Skip to main content
#
 
SIGHTS AND SOUL TRAVELS
ABOUT US
CONTACT US
our twitterour facebook page pintrest youtube
Safari

Close encounters with wild, free and beautiful animals and birds in their natural habitat create the experience of a lifetime. There are a variety of different game-viewing venues and styles: on foot, in open-air vehicles and even on elephant back, but no matter which option you choose, you'll have vivid memories that will stay with you the rest of your life.

A Typical Day on Safari

Your wake-up call comes hours before the sun rises, so you can experience tracking nocturnal hunters such as leopard and lions when they're on the prowl, before the heat of the day kicks-in. After a quick cup of tea or coffee, you embark on a three- or four-hour game walk or drive with a super-knowledgeable ranger and tracker. During this time, you'll be able to take your greatest dream of spotting an animal in the wild and multiply it by a hundred. You see not just one elephant, but a dozen, from a playful baby to a two-story bull knocking over bushes with a shake of its head. Spot a regal gemsbok, with its slender, scimitar-like horns, and understand how they may have inspired tales of the fabled unicorn. The roar of a male lion, a few yards from the safari vehicle leaves you nearly breathless.

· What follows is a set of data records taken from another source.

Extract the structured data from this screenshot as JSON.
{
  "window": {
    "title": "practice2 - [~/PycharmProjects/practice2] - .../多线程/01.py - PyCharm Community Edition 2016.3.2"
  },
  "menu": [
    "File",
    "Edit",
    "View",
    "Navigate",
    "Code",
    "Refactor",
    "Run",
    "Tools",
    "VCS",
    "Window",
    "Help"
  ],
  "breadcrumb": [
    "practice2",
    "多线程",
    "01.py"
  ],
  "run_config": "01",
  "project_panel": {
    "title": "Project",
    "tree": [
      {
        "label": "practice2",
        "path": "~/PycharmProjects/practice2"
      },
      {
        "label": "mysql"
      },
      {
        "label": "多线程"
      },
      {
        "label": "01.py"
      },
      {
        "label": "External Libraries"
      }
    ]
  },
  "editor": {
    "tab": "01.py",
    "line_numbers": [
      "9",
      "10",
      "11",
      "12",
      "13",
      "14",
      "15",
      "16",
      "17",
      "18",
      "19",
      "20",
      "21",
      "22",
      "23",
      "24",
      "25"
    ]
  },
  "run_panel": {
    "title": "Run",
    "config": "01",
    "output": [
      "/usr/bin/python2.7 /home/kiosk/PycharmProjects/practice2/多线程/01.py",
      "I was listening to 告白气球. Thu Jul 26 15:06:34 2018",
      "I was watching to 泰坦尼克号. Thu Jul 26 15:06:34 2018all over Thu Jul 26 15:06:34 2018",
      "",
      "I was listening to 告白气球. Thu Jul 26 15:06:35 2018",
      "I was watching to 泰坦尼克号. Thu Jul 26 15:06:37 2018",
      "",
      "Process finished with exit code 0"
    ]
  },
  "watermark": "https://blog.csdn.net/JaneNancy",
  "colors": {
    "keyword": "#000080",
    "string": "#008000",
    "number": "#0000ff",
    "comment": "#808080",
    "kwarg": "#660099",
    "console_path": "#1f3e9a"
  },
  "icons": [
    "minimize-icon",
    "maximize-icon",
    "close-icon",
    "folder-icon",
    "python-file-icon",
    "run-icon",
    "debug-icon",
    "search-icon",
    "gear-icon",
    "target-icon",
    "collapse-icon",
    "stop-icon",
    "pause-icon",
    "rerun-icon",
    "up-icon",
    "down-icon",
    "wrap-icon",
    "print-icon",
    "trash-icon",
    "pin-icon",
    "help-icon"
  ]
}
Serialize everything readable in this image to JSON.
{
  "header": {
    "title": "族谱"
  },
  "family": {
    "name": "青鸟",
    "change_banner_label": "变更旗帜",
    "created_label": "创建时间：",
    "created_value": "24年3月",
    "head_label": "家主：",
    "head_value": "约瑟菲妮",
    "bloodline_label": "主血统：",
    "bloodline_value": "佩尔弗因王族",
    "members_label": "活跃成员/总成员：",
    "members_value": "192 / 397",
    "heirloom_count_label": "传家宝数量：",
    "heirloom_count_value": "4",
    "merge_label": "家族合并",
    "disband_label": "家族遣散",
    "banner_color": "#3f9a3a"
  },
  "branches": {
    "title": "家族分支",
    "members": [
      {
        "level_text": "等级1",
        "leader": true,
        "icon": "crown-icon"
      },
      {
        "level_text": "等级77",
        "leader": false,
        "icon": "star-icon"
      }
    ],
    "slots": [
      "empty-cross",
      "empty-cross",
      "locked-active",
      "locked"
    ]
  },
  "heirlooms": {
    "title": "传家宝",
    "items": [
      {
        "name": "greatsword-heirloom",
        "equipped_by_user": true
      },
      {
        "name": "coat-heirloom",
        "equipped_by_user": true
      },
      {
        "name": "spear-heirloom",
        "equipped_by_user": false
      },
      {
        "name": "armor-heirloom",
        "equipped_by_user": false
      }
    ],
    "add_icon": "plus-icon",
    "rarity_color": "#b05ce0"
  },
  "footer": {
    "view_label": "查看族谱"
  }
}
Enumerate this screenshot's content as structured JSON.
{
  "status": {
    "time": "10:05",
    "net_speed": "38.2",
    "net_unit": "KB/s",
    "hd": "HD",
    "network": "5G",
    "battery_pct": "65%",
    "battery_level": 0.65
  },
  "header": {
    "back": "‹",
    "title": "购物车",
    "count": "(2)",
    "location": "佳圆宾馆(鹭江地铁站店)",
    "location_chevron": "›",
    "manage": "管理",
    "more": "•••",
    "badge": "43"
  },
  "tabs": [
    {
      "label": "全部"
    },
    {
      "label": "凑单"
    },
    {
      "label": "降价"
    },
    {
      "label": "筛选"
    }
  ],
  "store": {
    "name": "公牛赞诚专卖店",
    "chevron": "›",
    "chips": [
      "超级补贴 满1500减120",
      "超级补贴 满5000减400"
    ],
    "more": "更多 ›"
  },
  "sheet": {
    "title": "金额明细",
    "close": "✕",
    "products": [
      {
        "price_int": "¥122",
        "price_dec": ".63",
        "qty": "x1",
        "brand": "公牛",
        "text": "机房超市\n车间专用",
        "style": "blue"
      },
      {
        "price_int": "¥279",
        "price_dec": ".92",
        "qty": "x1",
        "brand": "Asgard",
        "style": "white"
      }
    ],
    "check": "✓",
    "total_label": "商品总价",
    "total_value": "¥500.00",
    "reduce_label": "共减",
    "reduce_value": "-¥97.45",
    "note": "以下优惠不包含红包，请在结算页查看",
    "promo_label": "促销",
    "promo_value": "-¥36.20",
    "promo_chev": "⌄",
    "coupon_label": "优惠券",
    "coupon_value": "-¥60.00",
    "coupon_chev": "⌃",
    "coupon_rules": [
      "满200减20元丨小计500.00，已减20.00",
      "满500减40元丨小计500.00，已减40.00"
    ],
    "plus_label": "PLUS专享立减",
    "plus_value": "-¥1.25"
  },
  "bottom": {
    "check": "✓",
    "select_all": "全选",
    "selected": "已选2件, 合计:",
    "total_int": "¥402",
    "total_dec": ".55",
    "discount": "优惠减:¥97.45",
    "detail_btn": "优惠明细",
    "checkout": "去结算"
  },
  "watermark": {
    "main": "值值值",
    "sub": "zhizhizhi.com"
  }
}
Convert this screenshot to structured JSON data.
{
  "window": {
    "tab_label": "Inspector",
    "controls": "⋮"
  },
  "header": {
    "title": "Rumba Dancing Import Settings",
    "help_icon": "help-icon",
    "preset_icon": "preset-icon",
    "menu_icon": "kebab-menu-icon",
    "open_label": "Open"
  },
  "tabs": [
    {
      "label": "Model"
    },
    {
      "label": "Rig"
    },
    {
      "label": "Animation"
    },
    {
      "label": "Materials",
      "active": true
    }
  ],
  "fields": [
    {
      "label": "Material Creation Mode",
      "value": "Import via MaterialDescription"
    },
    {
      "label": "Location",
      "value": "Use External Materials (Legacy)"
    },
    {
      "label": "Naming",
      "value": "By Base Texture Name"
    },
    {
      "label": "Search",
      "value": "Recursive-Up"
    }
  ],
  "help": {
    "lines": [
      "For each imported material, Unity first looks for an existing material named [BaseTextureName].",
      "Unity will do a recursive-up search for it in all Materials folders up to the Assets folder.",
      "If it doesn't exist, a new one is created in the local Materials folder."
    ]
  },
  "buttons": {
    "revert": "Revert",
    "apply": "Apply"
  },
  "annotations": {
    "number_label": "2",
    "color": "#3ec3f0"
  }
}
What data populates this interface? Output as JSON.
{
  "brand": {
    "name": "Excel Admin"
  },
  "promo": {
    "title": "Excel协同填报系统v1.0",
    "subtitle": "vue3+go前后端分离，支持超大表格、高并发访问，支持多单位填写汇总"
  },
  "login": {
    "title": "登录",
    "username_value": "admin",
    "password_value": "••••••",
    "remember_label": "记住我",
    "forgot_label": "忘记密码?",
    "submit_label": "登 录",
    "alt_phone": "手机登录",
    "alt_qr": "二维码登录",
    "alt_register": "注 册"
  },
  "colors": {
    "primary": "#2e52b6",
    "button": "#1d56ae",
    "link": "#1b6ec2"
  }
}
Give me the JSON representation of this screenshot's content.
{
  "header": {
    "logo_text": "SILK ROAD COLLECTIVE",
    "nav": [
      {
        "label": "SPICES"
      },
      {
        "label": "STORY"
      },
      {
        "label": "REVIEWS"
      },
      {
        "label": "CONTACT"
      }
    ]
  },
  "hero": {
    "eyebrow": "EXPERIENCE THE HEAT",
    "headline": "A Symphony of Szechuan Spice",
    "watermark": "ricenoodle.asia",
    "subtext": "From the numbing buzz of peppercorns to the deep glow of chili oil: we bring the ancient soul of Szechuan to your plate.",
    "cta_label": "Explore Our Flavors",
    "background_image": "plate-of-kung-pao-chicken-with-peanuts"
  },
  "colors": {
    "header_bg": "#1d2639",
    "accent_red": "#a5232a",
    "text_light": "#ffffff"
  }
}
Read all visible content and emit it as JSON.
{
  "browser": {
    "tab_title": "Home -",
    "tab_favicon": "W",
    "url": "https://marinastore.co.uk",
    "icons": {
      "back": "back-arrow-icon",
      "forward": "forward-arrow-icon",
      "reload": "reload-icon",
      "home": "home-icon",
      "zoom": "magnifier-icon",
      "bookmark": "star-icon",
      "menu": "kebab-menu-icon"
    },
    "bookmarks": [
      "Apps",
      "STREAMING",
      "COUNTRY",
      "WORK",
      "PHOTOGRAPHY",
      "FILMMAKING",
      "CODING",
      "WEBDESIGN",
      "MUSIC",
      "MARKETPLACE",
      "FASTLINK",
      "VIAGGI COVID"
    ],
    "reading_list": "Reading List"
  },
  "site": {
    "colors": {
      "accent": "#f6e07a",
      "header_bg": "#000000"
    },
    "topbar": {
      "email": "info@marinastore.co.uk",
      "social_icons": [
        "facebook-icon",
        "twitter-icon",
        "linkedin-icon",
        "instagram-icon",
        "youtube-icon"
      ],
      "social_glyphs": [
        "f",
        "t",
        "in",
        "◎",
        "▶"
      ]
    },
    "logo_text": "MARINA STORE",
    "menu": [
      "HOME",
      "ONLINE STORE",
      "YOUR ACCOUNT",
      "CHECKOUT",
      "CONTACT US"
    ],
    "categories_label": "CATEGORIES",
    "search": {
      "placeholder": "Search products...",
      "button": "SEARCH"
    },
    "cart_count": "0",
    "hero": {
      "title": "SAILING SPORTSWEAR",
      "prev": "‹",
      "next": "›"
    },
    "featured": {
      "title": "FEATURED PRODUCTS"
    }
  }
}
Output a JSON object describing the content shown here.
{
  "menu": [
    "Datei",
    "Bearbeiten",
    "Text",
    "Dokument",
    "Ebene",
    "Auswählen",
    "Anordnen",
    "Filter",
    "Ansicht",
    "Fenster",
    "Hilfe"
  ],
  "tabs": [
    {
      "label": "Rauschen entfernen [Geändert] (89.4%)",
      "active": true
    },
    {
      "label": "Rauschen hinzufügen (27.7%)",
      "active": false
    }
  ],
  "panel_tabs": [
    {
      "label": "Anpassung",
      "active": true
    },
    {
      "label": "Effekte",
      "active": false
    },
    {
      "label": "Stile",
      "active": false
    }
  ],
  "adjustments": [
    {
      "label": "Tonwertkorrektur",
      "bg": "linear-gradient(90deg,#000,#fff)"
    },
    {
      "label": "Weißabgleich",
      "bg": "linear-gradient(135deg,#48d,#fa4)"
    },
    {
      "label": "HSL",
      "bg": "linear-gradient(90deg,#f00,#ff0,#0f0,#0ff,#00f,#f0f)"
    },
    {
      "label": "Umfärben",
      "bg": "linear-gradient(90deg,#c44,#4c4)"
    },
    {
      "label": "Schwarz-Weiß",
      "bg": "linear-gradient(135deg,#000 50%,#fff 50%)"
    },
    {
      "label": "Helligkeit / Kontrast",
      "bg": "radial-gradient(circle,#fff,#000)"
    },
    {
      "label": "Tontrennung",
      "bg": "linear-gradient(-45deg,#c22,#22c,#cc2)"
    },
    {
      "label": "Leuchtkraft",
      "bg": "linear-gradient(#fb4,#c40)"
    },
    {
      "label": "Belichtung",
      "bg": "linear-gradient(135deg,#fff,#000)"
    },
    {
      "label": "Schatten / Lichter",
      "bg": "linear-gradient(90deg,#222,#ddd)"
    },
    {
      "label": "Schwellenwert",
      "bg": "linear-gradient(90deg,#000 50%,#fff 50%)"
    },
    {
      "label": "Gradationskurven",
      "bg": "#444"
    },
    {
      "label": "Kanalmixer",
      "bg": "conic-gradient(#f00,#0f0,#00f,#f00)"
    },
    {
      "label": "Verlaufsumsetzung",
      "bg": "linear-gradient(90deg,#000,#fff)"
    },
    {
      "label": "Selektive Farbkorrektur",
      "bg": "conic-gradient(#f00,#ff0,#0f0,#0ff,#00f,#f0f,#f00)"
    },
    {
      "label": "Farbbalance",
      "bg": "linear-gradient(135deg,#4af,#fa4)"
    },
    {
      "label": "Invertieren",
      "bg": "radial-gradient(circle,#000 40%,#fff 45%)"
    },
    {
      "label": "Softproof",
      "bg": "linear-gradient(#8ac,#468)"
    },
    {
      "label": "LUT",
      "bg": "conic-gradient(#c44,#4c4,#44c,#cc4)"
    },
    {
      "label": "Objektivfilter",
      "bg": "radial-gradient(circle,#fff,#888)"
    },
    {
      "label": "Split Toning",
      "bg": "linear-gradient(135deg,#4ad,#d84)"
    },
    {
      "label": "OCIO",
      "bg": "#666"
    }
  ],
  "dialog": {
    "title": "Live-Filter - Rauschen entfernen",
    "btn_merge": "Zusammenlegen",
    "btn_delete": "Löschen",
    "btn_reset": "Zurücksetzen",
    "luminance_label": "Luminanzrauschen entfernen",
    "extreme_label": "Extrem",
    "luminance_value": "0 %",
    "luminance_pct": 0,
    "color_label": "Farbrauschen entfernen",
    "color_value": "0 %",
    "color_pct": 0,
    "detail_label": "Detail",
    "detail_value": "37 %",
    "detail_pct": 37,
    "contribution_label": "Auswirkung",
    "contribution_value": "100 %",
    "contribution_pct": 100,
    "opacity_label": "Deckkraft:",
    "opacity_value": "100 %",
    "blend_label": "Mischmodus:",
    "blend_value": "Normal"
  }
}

Return to camp for freshly cooked breakfast followed by a nature walk with a ranger or a visit to a local village. After lunch, take a nap at the height of the midday heat or go for a swim. Then, following afternoon tea, you're off on an evening safari drive that includes a stop for a sundowner, a cocktail enjoyed as the sun sets. Back at your lodge, enjoy dinner under the southern constellations - a completly different array of stars from what you see at home. Then it's off to bed and dreams of the wildlife that you'll encounter tomorrow.

What is Safari?

Entering the English language in the late 19th century, the word safari means "long journey" in Swahili, originally from the Arabic "safra" meaning a journey. A safari is an overland journey. It usually refers to a trip to Africa, traditionally for a big-game hunt; today the term often refers to a trip taken to observe and photograph big game and other wildlife. There is a certain theme or style associated with the word, which includes khaki clothing, belted bush jackets and pith helmets.

The term "safari" also covers other adventurous journeys and expeditions, including whale watching safaris, Arctic safaris, eco-safari, etc. The best known safari areas in Africa are the Masai Mara and Serengeti in East Africa, Kruger National Park in South Africa, Etosha in Namibia, and the Okavango Delta and Chobe National Park in Botswana.

The best known safari area in South Africa is Kruger National Park. Located in the northeast corner of the country, along the border with Mozambique, it covers 7,500 square miles and contains 16 distinct natural areas.

Kruger National Park is a great location for "Big Five" viewing: lion, leopard, elephant, buffalo and rhinoceros., but also giraffes, zebras, antelopes, wildebeests and an amazing variety of birds.

The Big Five

Lions
The most social of the cat family, lions live in prides consisting of one or two males, up to seven females and a dozen or more cubs. Standing 48 inches high at the shoulder, males average just over 400 pounds, females under 300 pounds.

Leopards
The strongest climbers of the big cats can kill prey much larger than themselves. Males can grow to over six feet long and over 150 punds; females are about two-thirds the size of males.

Elephants
The African elephant is the world's largest land mammal, often towering 11 feet or more and weighing up to six tons plus. Its trunk is used to eat, smell, carry, dig, trumpet and spray itself with water.

Buffalo
These large, ox-like beasts stand over five feet at the shoulder and grow up to 1,700 pounds. Herds can have as many as 1,000 or more buffalo.

Rhinoceros
Rhinos stand about five feet at the shoulder; adult black or hook-lipped rhinos weigh up to 1.5 tons, and white rhinos weigh over two tons. The white rhino derives its name from the Dutch "weit" meaning wide, referring to its wide, square muzzle.

Facebook       
TOLL FREE: 866-737-9602
240-750-0597 when calling from outside the US 
 
Tours and Vacations for Women 2007-2016
13610 Chrisbar Ct., Germantown, MD 20874
Web Design: Kasia Slabosz
Copyright 2004-2019 Sights and Soul Travels